Leslau and Wray made their first property fortune with Burford, building it into a £1.2bn business in the 1980s. One of their coups was netting a £50m profit transforming "a load of clapped-out businesses in Finchley Road into the O2 cinema and shopping complex". It was the first of many co-ventures, including the purchase of Saracens Rugby Club (one of their less successful commercial ventures). They still "speak daily", says The Sunday Times. Leslau and his family recently moved from a £30m Mayfair mansion to Primrose Hill and he citeshis yacht as his "favourite gadget".

He's worth an estimated £200m, but says that ultimately money isn't what counts. "When you die all you have is your honour and your good name. Be tough in business, but be totally honest and have integrity. That's more important to me as my legacy than dying a billionaire."

His magic touch in the property markets

The plan was to wind up Max Property in seven and a half years. But last year, Leslau jumped the gun, says Kathryn Hopkins in The Times: he sold Max, whose assets included St Katharine Docks and the Holborn estate, to Blackstone Real Estate for £448m, and this year he sold the freehold to Madame Tussauds for £332m. "We've sold £2bn worth of property in the past year or so," he told Claer Barrett in the FT.

He sees it as a precaution. "I don't think the UK property market is going to fall off a cliff, but the market may not be well positioned to deal with any surprises." Being ahead of the curve doesn't bother him. At the end of the 1980s, "we decided the market was too frothy and liquidated all our holdings. We were a year too early. But then the market crashed." He repeated the trick in 2006.

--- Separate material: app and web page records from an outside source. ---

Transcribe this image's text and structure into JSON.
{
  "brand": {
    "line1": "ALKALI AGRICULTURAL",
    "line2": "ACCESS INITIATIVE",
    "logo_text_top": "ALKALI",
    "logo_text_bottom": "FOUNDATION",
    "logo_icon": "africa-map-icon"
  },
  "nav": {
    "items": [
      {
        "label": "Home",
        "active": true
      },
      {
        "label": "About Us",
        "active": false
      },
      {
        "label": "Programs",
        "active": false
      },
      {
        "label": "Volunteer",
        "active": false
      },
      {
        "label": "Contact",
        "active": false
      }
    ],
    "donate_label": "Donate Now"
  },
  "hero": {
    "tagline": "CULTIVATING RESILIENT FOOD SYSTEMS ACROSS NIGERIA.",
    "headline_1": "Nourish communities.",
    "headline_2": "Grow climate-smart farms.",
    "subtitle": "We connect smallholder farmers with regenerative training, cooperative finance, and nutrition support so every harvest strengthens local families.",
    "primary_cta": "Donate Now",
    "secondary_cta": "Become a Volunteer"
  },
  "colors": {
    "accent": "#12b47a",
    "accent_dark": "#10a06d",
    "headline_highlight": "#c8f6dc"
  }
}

City faith in Leslau's magic touch has led to the occasional fiasco, says Money Observer, notably "the Knutsford debacle" of 1999, when Leslau, Wray and former MP/Asda boss Archie Norman floated a £5m cash shell with the aim of finding a retail business for Norman to run. Rumours of plans to buy Sainsbury's or M&S saw the market cap hit £2bn in a fortnight. It was "lunacy", Leslau says now. Another "painful" experience, says Oliver Shah in The Sunday Times, was Southern Cross. Leslau's investment firm, Prestbury, owned 21 houses let to the care provider; he was branded "despicable" by union leaders when it collapsed. For Leslau, that insult grated more than any financial loss.